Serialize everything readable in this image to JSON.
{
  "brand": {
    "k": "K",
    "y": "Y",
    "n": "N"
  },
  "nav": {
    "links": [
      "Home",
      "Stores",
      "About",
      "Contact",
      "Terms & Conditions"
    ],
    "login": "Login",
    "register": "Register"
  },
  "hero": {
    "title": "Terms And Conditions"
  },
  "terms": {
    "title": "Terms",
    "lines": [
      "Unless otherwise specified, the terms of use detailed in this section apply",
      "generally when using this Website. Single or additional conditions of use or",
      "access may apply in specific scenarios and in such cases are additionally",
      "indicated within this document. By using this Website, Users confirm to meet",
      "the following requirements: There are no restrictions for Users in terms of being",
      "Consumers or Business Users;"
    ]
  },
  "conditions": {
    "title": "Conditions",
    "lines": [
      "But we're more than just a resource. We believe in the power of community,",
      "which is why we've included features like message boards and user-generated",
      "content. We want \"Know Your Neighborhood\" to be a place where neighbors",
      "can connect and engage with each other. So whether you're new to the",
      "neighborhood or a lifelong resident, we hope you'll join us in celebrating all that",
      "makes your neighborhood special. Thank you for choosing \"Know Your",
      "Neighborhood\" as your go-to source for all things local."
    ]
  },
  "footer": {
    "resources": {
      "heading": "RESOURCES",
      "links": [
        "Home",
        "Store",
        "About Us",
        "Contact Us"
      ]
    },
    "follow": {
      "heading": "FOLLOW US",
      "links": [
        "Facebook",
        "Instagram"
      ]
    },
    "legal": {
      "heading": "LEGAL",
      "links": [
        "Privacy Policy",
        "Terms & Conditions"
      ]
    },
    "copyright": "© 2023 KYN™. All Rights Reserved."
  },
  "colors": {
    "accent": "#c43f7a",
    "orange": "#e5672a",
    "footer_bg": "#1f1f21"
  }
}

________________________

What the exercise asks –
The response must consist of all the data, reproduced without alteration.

Result of this exercise –
Serialize everything readable in this image to JSON.
{
  "brand": {
    "k": "K",
    "y": "Y",
    "n": "N"
  },
  "nav": {
    "links": [
      "Home",
      "Stores",
      "About",
      "Contact",
      "Terms & Conditions"
    ],
    "login": "Login",
    "register": "Register"
  },
  "hero": {
    "title": "Terms And Conditions"
  },
  "terms": {
    "title": "Terms",
    "lines": [
      "Unless otherwise specified, the terms of use detailed in this section apply",
      "generally when using this Website. Single or additional conditions of use or",
      "access may apply in specific scenarios and in such cases are additionally",
      "indicated within this document. By using this Website, Users confirm to meet",
      "the following requirements: There are no restrictions for Users in terms of being",
      "Consumers or Business Users;"
    ]
  },
  "conditions": {
    "title": "Conditions",
    "lines": [
      "But we're more than just a resource. We believe in the power of community,",
      "which is why we've included features like message boards and user-generated",
      "content. We want \"Know Your Neighborhood\" to be a place where neighbors",
      "can connect and engage with each other. So whether you're new to the",
      "neighborhood or a lifelong resident, we hope you'll join us in celebrating all that",
      "makes your neighborhood special. Thank you for choosing \"Know Your",
      "Neighborhood\" as your go-to source for all things local."
    ]
  },
  "footer": {
    "resources": {
      "heading": "RESOURCES",
      "links": [
        "Home",
        "Store",
        "About Us",
        "Contact Us"
      ]
    },
    "follow": {
      "heading": "FOLLOW US",
      "links": [
        "Facebook",
        "Instagram"
      ]
    },
    "legal": {
      "heading": "LEGAL",
      "links": [
        "Privacy Policy",
        "Terms & Conditions"
      ]
    },
    "copyright": "© 2023 KYN™. All Rights Reserved."
  },
  "colors": {
    "accent": "#c43f7a",
    "orange": "#e5672a",
    "footer_bg": "#1f1f21"
  }
}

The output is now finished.